Since both out-of-court identifications were properly ruled admissible and presented to the jury, the trial court correctly denied appellant's motion for a judgment of acquittal. The jury was instructed that the parties stipulated that both of the complainant's assailants had physically penetrated her vagina. Photographs were introduced on the issue of force. Identity was therefore the critical issue. In this regard, the scientific evidence matching the fibers and semen specimens found on the complainant's and the appellant's clothing, together with the eyewitness identifications, were sufficient evidence for a reasonable jury to find guilt beyond a reasonable doubt. Curley v. United States, 81 U.S. App.D.C. 389, 160 F.2d 229, cert. denied, 331 U.S. 837, 67 S. Ct. 1511, 91 L. Ed. 1850 (1947).

Appellant raises two other points which we find to be without merit. The first is that in view of the stipulation regarding the rapes, the trial court erroneously failed to suppress photographs of the complainant's body. But the jury was only instructed that the stipulation was that there had been physical penetration of the penis into the vagina. This was not probative of the separate question of whether appellant had forcibly raped the complainant. The photographs were therefore relevant and necessary to meet the government's burden of proof beyond a reasonable doubt on each of the elements of the crime. The trial judge selectively reviewed the photographs before allowing any of them into evidence and we do not see any abuse of discretion in this task. See Pittman v. United States, D.C.App., 375 A.2d 16, 19 (1977).

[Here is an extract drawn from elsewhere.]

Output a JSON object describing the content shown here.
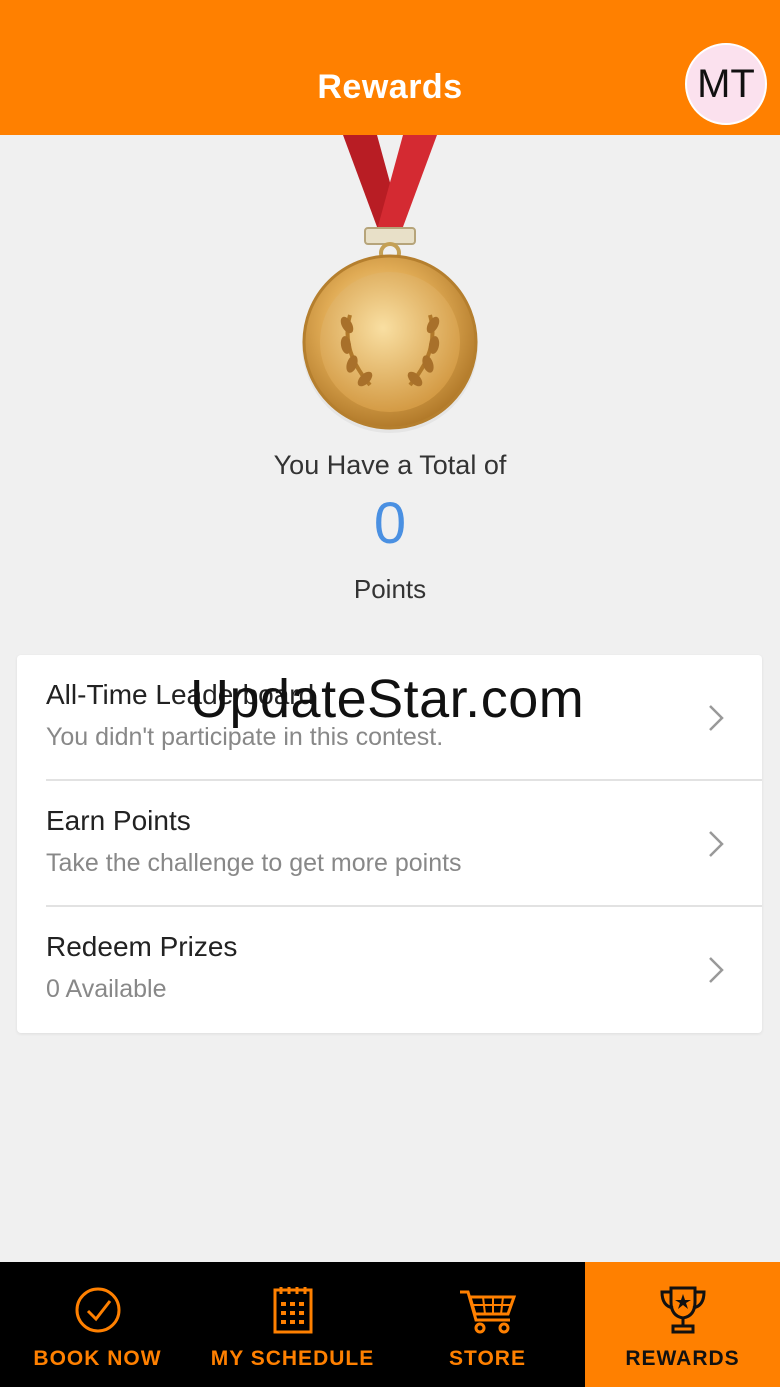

We also reject appellant's claim that the court's failure to give his requested instruction concerning the identification testimony introduced at trial was clearly erroneous. Appellant's proposed instruction was modeled on the instruction given in United States v. Telfaire, 152 U.S.App. D.C. 146, 469 F.2d 552 (1972), and approved by the Circuit Court of Appeals. In Smith v. United States, D.C.App., 343 A.2d 40, 42-43 (1975), this court recognized the importance of carefully instructing the jury on the question of identification in a one-witness case. We noted however that the Criminal Jury Instructions for the District of Columbia, No. 5.06 (2d ed. 1972), adopted unchanged in the 1978 Third Edition, fulfilled this purpose. Id. at 43. That model instruction was given by the court in the instant case, even though there was more than one eyewitness identification. The trial court therefore was arguably more cautious *928 than necessary in protecting appellant's due process rights.

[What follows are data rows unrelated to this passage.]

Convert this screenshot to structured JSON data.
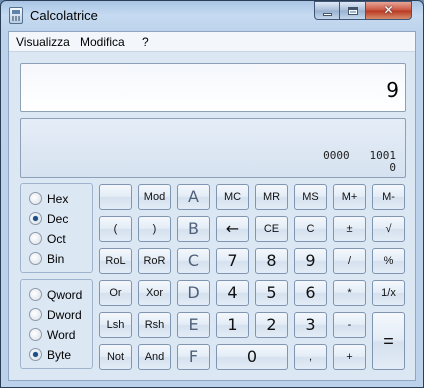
{
  "window": {
    "title": "Calcolatrice"
  },
  "menu": [
    "Visualizza",
    "Modifica",
    "?"
  ],
  "display": {
    "value": "9",
    "bits_line1": "0000   1001",
    "bits_line2": "0"
  },
  "base_options": [
    {
      "label": "Hex",
      "checked": false
    },
    {
      "label": "Dec",
      "checked": true
    },
    {
      "label": "Oct",
      "checked": false
    },
    {
      "label": "Bin",
      "checked": false
    }
  ],
  "word_options": [
    {
      "label": "Qword",
      "checked": false
    },
    {
      "label": "Dword",
      "checked": false
    },
    {
      "label": "Word",
      "checked": false
    },
    {
      "label": "Byte",
      "checked": true
    }
  ],
  "keys": {
    "r1": [
      "",
      "Mod",
      "A",
      "MC",
      "MR",
      "MS",
      "M+",
      "M-"
    ],
    "r2": [
      "(",
      ")",
      "B",
      "←",
      "CE",
      "C",
      "±",
      "√"
    ],
    "r3": [
      "RoL",
      "RoR",
      "C",
      "7",
      "8",
      "9",
      "/",
      "%"
    ],
    "r4": [
      "Or",
      "Xor",
      "D",
      "4",
      "5",
      "6",
      "*",
      "1/x"
    ],
    "r5": [
      "Lsh",
      "Rsh",
      "E",
      "1",
      "2",
      "3",
      "-",
      "="
    ],
    "r6": [
      "Not",
      "And",
      "F",
      "0",
      ",",
      "+"
    ]
  }
}
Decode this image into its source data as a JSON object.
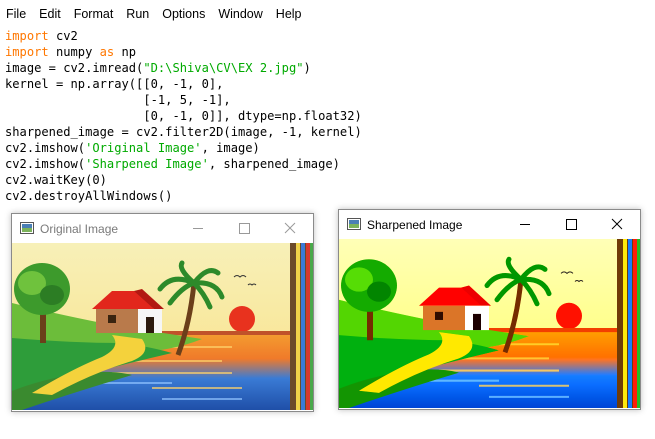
{
  "menu": [
    "File",
    "Edit",
    "Format",
    "Run",
    "Options",
    "Window",
    "Help"
  ],
  "code": [
    [
      {
        "t": "import",
        "c": "kw"
      },
      {
        "t": " cv2",
        "c": ""
      }
    ],
    [
      {
        "t": "import",
        "c": "kw"
      },
      {
        "t": " numpy ",
        "c": ""
      },
      {
        "t": "as",
        "c": "kw"
      },
      {
        "t": " np",
        "c": ""
      }
    ],
    [
      {
        "t": "image = cv2.imread(",
        "c": ""
      },
      {
        "t": "\"D:\\Shiva\\CV\\EX 2.jpg\"",
        "c": "st"
      },
      {
        "t": ")",
        "c": ""
      }
    ],
    [
      {
        "t": "kernel = np.array([[0, -1, 0],",
        "c": ""
      }
    ],
    [
      {
        "t": "                   [-1, 5, -1],",
        "c": ""
      }
    ],
    [
      {
        "t": "                   [0, -1, 0]], dtype=np.float32)",
        "c": ""
      }
    ],
    [
      {
        "t": "sharpened_image = cv2.filter2D(image, -1, kernel)",
        "c": ""
      }
    ],
    [
      {
        "t": "cv2.imshow(",
        "c": ""
      },
      {
        "t": "'Original Image'",
        "c": "st"
      },
      {
        "t": ", image)",
        "c": ""
      }
    ],
    [
      {
        "t": "cv2.imshow(",
        "c": ""
      },
      {
        "t": "'Sharpened Image'",
        "c": "st"
      },
      {
        "t": ", sharpened_image)",
        "c": ""
      }
    ],
    [
      {
        "t": "cv2.waitKey(0)",
        "c": ""
      }
    ],
    [
      {
        "t": "cv2.destroyAllWindows()",
        "c": ""
      }
    ]
  ],
  "windows": {
    "original": {
      "title": "Original Image"
    },
    "sharpened": {
      "title": "Sharpened Image"
    }
  },
  "colors": {
    "keyword": "#ff7700",
    "string": "#00aa00"
  }
}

In consideration of the foregoing reasons, the judgment on appeal is



[1] Lieutenant Scanlon testified that the complainant's words were, "Yes, that's him . . . I think that's him . . . I believe that's him." At trial, the complainant's recollection on the stand was "[t]hat it looked like him. I was really really, I was hurt, I guess, hysterical almost. I wasn't sure. It looked like him. . . . I said, `It looks like one of them.'"

[2] This was patterned on the proposed instruction in United States v. Telfaire, 152 U.S.App. D.C. 146, 469 F.2d 552 (1972).

[3] In his reply brief, appellant argues that In re L. D. O., D.C.App., 400 A.2d 1055 (1979), requires exclusion of the complainant's extra-judicial showup identification as inadmissible hearsay. We note first that only Lieutenant Scanlon's testimony might be considered hearsay, but under the cited authority it would have been an admissible exception to the hearsay rule because the declarant was available for cross-examination, Morris v. United States, D.C.App., 389 A.2d 1346, 1351 (1978), and unlike in In re L. D. O., the declarant here did not completely discount the reliability of his extra-judicial identification.